Exercise -
Your output must match the records exactly, line for line.

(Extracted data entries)
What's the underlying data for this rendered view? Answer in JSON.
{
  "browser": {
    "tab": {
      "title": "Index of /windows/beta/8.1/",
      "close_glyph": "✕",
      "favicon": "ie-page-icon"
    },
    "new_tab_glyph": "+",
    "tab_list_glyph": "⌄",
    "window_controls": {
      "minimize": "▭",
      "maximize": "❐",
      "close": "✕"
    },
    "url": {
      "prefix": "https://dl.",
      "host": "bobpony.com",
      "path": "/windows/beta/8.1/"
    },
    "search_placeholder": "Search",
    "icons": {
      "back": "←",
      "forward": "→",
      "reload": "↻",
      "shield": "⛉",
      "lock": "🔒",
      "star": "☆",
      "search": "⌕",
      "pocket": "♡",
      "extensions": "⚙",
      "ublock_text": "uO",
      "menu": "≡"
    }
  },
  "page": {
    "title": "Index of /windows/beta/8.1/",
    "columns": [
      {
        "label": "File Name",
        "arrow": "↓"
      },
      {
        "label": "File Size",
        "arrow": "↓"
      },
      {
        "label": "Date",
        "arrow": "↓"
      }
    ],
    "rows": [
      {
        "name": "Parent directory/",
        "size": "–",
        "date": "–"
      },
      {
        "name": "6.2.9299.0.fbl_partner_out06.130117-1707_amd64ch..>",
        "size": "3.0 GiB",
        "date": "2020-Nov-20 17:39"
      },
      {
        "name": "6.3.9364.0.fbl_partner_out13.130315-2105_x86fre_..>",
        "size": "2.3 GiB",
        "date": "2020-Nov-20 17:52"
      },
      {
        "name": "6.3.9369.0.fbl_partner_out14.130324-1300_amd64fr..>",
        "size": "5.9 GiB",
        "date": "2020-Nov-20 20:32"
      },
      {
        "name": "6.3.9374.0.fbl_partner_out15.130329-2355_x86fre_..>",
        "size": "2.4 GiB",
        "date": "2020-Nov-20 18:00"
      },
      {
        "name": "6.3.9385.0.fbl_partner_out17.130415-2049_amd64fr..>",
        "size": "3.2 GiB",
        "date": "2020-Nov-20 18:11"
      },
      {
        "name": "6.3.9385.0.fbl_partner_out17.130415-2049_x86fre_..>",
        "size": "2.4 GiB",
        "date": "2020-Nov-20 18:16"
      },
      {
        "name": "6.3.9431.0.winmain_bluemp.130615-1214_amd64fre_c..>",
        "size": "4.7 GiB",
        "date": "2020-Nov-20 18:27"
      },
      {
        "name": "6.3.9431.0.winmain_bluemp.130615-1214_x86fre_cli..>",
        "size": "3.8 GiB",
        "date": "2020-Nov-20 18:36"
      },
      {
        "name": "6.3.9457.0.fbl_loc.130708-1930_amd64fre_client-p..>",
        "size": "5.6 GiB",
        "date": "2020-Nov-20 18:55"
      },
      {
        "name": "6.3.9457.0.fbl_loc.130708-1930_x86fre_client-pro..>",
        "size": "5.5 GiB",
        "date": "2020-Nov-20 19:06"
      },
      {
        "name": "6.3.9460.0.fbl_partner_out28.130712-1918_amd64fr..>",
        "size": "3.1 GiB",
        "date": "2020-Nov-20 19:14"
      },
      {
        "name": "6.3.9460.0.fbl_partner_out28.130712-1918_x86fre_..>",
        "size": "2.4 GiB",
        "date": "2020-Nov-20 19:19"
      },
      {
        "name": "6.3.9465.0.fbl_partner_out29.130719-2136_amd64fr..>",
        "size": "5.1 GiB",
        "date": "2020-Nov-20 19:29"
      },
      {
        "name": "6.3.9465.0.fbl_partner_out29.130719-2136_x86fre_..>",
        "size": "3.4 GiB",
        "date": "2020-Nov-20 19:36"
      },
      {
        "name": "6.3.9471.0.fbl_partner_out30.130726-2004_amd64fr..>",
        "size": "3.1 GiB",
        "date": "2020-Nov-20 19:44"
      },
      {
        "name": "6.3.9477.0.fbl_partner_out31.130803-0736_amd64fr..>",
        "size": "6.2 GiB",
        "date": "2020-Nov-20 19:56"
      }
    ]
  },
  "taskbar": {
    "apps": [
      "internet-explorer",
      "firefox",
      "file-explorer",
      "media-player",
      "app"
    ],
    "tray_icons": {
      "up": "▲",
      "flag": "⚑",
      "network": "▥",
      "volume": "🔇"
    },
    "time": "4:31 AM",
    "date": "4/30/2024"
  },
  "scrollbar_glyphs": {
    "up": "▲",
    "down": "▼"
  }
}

Response area -
What's the underlying data for this rendered view? Answer in JSON.
{
  "browser": {
    "tab": {
      "title": "Index of /windows/beta/8.1/",
      "close_glyph": "✕",
      "favicon": "ie-page-icon"
    },
    "new_tab_glyph": "+",
    "tab_list_glyph": "⌄",
    "window_controls": {
      "minimize": "▭",
      "maximize": "❐",
      "close": "✕"
    },
    "url": {
      "prefix": "https://dl.",
      "host": "bobpony.com",
      "path": "/windows/beta/8.1/"
    },
    "search_placeholder": "Search",
    "icons": {
      "back": "←",
      "forward": "→",
      "reload": "↻",
      "shield": "⛉",
      "lock": "🔒",
      "star": "☆",
      "search": "⌕",
      "pocket": "♡",
      "extensions": "⚙",
      "ublock_text": "uO",
      "menu": "≡"
    }
  },
  "page": {
    "title": "Index of /windows/beta/8.1/",
    "columns": [
      {
        "label": "File Name",
        "arrow": "↓"
      },
      {
        "label": "File Size",
        "arrow": "↓"
      },
      {
        "label": "Date",
        "arrow": "↓"
      }
    ],
    "rows": [
      {
        "name": "Parent directory/",
        "size": "–",
        "date": "–"
      },
      {
        "name": "6.2.9299.0.fbl_partner_out06.130117-1707_amd64ch..>",
        "size": "3.0 GiB",
        "date": "2020-Nov-20 17:39"
      },
      {
        "name": "6.3.9364.0.fbl_partner_out13.130315-2105_x86fre_..>",
        "size": "2.3 GiB",
        "date": "2020-Nov-20 17:52"
      },
      {
        "name": "6.3.9369.0.fbl_partner_out14.130324-1300_amd64fr..>",
        "size": "5.9 GiB",
        "date": "2020-Nov-20 20:32"
      },
      {
        "name": "6.3.9374.0.fbl_partner_out15.130329-2355_x86fre_..>",
        "size": "2.4 GiB",
        "date": "2020-Nov-20 18:00"
      },
      {
        "name": "6.3.9385.0.fbl_partner_out17.130415-2049_amd64fr..>",
        "size": "3.2 GiB",
        "date": "2020-Nov-20 18:11"
      },
      {
        "name": "6.3.9385.0.fbl_partner_out17.130415-2049_x86fre_..>",
        "size": "2.4 GiB",
        "date": "2020-Nov-20 18:16"
      },
      {
        "name": "6.3.9431.0.winmain_bluemp.130615-1214_amd64fre_c..>",
        "size": "4.7 GiB",
        "date": "2020-Nov-20 18:27"
      },
      {
        "name": "6.3.9431.0.winmain_bluemp.130615-1214_x86fre_cli..>",
        "size": "3.8 GiB",
        "date": "2020-Nov-20 18:36"
      },
      {
        "name": "6.3.9457.0.fbl_loc.130708-1930_amd64fre_client-p..>",
        "size": "5.6 GiB",
        "date": "2020-Nov-20 18:55"
      },
      {
        "name": "6.3.9457.0.fbl_loc.130708-1930_x86fre_client-pro..>",
        "size": "5.5 GiB",
        "date": "2020-Nov-20 19:06"
      },
      {
        "name": "6.3.9460.0.fbl_partner_out28.130712-1918_amd64fr..>",
        "size": "3.1 GiB",
        "date": "2020-Nov-20 19:14"
      },
      {
        "name": "6.3.9460.0.fbl_partner_out28.130712-1918_x86fre_..>",
        "size": "2.4 GiB",
        "date": "2020-Nov-20 19:19"
      },
      {
        "name": "6.3.9465.0.fbl_partner_out29.130719-2136_amd64fr..>",
        "size": "5.1 GiB",
        "date": "2020-Nov-20 19:29"
      },
      {
        "name": "6.3.9465.0.fbl_partner_out29.130719-2136_x86fre_..>",
        "size": "3.4 GiB",
        "date": "2020-Nov-20 19:36"
      },
      {
        "name": "6.3.9471.0.fbl_partner_out30.130726-2004_amd64fr..>",
        "size": "3.1 GiB",
        "date": "2020-Nov-20 19:44"
      },
      {
        "name": "6.3.9477.0.fbl_partner_out31.130803-0736_amd64fr..>",
        "size": "6.2 GiB",
        "date": "2020-Nov-20 19:56"
      }
    ]
  },
  "taskbar": {
    "apps": [
      "internet-explorer",
      "firefox",
      "file-explorer",
      "media-player",
      "app"
    ],
    "tray_icons": {
      "up": "▲",
      "flag": "⚑",
      "network": "▥",
      "volume": "🔇"
    },
    "time": "4:31 AM",
    "date": "4/30/2024"
  },
  "scrollbar_glyphs": {
    "up": "▲",
    "down": "▼"
  }
}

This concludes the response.